  1. Conan says:

    It’s always interesting to look into genealogy, isn’t it. I haven’t done as much as I probably should, but one interesting connection I have…

    Thomas Greene Clemson and I have a common ancestor.

    So I guess I was destined to go to the best university in the known universe.

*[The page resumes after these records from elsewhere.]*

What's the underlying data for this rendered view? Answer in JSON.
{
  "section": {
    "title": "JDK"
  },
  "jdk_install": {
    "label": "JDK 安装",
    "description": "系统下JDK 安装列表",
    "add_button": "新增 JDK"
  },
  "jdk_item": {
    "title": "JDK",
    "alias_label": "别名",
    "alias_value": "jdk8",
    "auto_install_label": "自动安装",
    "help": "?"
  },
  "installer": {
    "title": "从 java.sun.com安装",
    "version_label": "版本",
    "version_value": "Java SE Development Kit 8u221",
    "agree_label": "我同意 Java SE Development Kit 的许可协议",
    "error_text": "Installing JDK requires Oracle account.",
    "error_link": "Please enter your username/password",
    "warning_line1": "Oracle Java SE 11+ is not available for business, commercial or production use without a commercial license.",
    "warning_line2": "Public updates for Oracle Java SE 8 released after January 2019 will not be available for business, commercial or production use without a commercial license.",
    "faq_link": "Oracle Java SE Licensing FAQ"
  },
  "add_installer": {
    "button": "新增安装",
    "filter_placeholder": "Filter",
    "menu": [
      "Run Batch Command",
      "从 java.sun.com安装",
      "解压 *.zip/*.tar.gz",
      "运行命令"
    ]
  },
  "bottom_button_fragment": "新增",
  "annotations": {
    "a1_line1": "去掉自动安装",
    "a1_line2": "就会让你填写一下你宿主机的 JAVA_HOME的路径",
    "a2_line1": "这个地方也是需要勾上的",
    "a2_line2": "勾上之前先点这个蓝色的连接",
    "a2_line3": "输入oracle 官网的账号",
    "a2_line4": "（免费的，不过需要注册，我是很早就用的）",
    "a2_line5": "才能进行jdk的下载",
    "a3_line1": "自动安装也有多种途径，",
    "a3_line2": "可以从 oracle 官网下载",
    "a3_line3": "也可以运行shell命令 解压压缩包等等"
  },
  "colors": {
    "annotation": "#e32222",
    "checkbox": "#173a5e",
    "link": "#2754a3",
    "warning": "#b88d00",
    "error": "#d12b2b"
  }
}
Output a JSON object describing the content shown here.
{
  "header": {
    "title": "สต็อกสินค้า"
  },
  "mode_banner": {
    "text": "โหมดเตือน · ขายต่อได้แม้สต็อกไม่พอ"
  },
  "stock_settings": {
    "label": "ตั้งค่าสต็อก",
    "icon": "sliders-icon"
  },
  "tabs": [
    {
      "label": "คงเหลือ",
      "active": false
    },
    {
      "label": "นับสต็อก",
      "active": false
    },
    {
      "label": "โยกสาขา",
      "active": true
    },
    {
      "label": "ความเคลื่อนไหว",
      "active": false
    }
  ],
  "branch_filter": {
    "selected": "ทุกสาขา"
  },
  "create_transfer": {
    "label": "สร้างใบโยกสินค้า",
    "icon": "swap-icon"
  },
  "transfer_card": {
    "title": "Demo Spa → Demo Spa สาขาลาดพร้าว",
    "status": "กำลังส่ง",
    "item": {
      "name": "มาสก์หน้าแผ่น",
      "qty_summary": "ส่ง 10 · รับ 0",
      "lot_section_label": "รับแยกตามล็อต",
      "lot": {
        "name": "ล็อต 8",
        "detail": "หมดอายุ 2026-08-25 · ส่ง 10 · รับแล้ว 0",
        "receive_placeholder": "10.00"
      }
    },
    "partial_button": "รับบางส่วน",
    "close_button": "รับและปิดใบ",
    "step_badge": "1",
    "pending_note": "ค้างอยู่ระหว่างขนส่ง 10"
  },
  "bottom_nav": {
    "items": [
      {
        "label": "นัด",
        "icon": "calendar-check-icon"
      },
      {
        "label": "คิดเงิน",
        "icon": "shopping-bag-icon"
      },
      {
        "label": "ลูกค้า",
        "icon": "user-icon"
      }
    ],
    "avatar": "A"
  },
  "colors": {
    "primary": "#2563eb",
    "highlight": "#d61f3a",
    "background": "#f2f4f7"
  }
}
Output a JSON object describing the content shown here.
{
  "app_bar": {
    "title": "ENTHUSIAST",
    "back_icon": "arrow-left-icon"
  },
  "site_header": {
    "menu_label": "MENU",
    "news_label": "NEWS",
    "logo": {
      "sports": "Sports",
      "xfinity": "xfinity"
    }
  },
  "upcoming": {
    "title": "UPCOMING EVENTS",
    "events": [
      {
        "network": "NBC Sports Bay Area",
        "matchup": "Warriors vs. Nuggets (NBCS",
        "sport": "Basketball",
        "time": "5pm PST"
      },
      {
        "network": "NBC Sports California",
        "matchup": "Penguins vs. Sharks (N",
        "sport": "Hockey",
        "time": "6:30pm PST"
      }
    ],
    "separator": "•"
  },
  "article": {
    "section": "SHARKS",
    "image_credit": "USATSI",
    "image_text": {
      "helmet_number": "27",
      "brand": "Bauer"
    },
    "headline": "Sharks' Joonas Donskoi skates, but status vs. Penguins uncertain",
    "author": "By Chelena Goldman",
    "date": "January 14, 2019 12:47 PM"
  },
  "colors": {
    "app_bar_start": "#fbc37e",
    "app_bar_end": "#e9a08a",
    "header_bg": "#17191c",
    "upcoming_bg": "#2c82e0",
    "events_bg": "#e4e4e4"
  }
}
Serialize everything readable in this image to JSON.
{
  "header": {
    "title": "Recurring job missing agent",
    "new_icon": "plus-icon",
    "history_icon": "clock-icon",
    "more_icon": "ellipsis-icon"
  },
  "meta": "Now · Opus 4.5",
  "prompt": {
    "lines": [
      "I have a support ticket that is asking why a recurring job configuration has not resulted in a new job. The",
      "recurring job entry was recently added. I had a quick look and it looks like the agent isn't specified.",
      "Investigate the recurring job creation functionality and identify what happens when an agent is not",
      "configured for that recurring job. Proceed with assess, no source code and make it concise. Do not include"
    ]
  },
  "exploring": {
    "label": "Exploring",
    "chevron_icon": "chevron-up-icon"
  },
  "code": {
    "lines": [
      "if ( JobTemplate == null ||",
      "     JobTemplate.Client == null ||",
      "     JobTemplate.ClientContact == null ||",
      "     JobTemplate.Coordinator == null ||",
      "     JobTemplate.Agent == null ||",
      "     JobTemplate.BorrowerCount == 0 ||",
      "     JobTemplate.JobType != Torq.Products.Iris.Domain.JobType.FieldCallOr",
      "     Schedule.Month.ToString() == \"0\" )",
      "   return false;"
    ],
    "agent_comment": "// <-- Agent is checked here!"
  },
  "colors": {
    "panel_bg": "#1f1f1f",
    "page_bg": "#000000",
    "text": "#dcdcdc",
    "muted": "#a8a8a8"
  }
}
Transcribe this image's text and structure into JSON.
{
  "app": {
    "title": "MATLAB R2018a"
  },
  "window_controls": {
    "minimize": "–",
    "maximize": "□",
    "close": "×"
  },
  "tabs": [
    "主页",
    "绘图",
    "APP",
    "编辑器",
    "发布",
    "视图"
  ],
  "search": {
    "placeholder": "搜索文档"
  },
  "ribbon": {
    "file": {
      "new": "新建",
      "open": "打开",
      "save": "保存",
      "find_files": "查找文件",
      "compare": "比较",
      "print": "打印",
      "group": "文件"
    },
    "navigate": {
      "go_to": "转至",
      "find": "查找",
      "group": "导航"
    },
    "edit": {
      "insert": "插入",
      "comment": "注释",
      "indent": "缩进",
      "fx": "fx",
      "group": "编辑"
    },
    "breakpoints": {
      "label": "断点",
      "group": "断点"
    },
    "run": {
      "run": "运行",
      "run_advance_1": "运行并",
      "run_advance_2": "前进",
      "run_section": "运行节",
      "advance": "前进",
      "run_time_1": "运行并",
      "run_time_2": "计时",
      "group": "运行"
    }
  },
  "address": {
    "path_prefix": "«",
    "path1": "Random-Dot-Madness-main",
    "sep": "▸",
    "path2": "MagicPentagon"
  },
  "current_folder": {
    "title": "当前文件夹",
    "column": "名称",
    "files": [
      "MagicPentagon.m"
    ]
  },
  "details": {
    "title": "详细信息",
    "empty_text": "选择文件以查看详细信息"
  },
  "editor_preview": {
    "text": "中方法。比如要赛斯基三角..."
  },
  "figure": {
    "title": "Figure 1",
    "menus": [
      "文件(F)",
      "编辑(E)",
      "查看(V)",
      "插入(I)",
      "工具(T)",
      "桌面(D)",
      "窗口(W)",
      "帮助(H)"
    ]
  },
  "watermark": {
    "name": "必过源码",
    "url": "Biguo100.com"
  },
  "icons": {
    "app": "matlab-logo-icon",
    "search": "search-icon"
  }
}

    One of Sharon’s ancestors was on the Mayflower, so YAY!